Being out there was such a drastic change from being in civilization where you could drive a couple of minutes down the road and be shopping or eating etc. It forced us to slow down and appreciate the scenery. The owner explained there were some hiking trails nearby but that it would need to be tomorrow b/c soon it would be dark. He asked us what time to have breakfast ready which would be homemade bread and juice. He also took out his big expensive telescope and placed it outside our dome so we could look at the stars later in the evening.
We relaxed in our dome, ate our picnic stuff for dinner and then when it was dark, sat outside in simple chairs looking up at the gorgeous open sky full of twinkling stars. The telescope was heavy-duty and it was the first time we saw the planet of Saturn and its rings/moons as well as the craters of the moon. It was quite an experience to look at a planet or star…then stop looking for a minute or two to find when we went back to look at that same planet, it wasn’t there. And that was because we needed to move the telescope over a bit…the earth was turning and therefore we had to change our viewpoint. It was so interesting to see with our own eyes the impact of how fast the earth was spinning.
After entertaining ourselves outside in the cold…we moved into the dome to get to bed early. We want to be up early and get a head-start on hiking before it gets too hot.
The winery tour of Bodega Tapiz started out in their vineyard…the tour guide had us take a close look at the grapevines, how they are watered, the soil they were planted in and then of course how the grape tasted straight off the vine.
We followed the guide towards the huge warehouse and stopped to listen briefly as to which piece of machinery was used for what during the wine making process. Once inside the building, we saw tons of stainless steel tanks holding all kinds of wine and we listened to the details of aging wine…in fact, the tour guide gave us each a wine glass and had us taste “grape juice” which had only been in the tank for a handful of days vs. the same grape juice which had been aging for quite some time in a different tank. We had never gotten to taste the juice out of a tank that early in the wine making process and were very impressed by how much we were learning in this particular tour. For example, when we tasted the grape off the vine, it was important not to chew the seeds nor the skin of the grape which have all the tannins in them…just the juice to see how sweet it was.
After our tank tasting, we walked over to the room in the back filled to the ceiling with oak barrels. There was a women outside of the room standing in front of a line of barrels with gloves on and what looked like a long piece of wire with a white tab on the end of it. The white tab was lit with a match and started burning like incense, she then placed it inside the barrel. The white tab was actually sulfur dioxide and they were using this method to keep the barrels clean when there was no wine being stored in them. The sulfur keeps the oxygen out which keeps out things like bacteria and mold.
The guide pulled us into the room stacked with barrels which all contained wine being oak aged and pointed out how the walls were filled with small rocks in place of standard insulation…they did this to keep the room cooler than the rest of the warehouse. He gave us tastings of the various oak aged wines before the tour ended and then we found ourselves in the small shop looking for something to buy.

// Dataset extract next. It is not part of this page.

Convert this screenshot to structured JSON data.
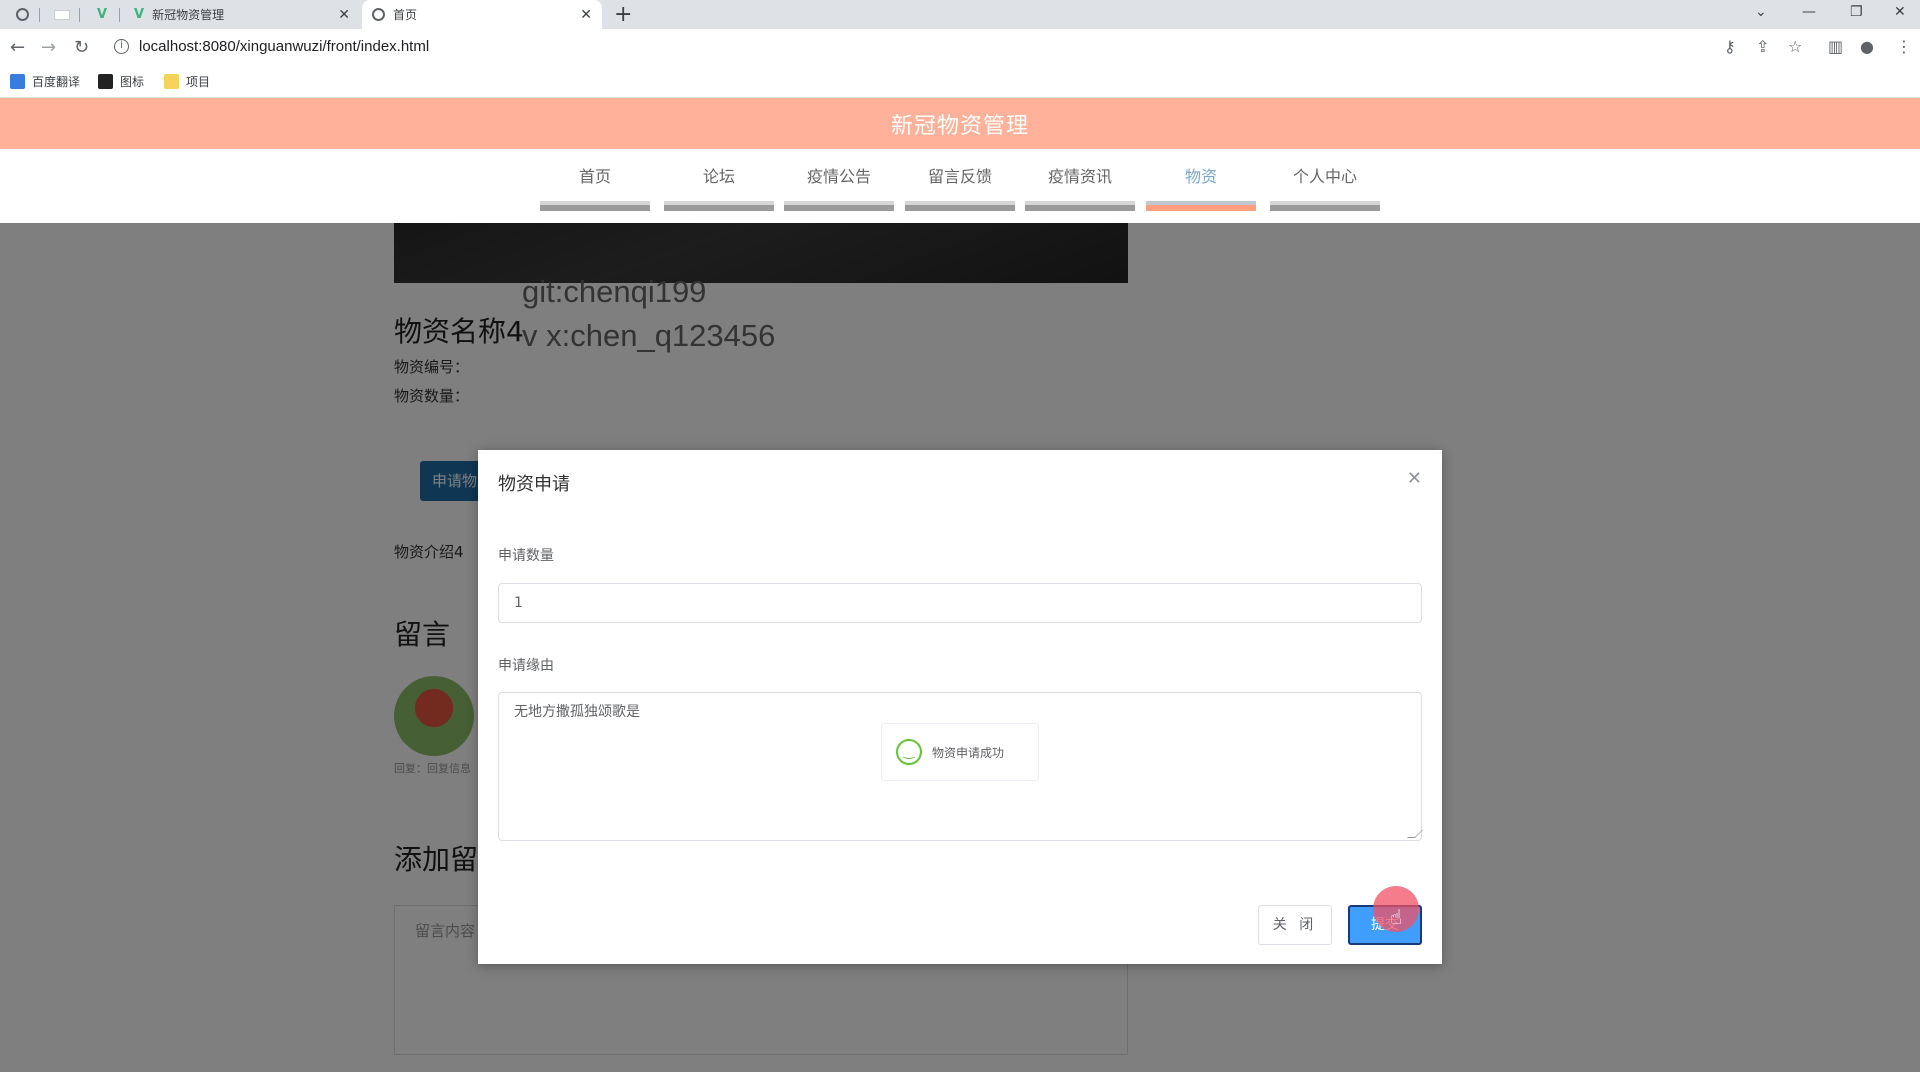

We ended up buying a case of wine…the quality paired with the price placed Club Tapiz as one of our top favorites in Mendoza.
After our tour, we stopped in the little town to pick up some ice cream from the local Heladaria (ice cream shop) and placed a to go order at a small neighborhood restaurant. We took all our food back to our hotel where we ate, drank and chilled out for the rest of the evening.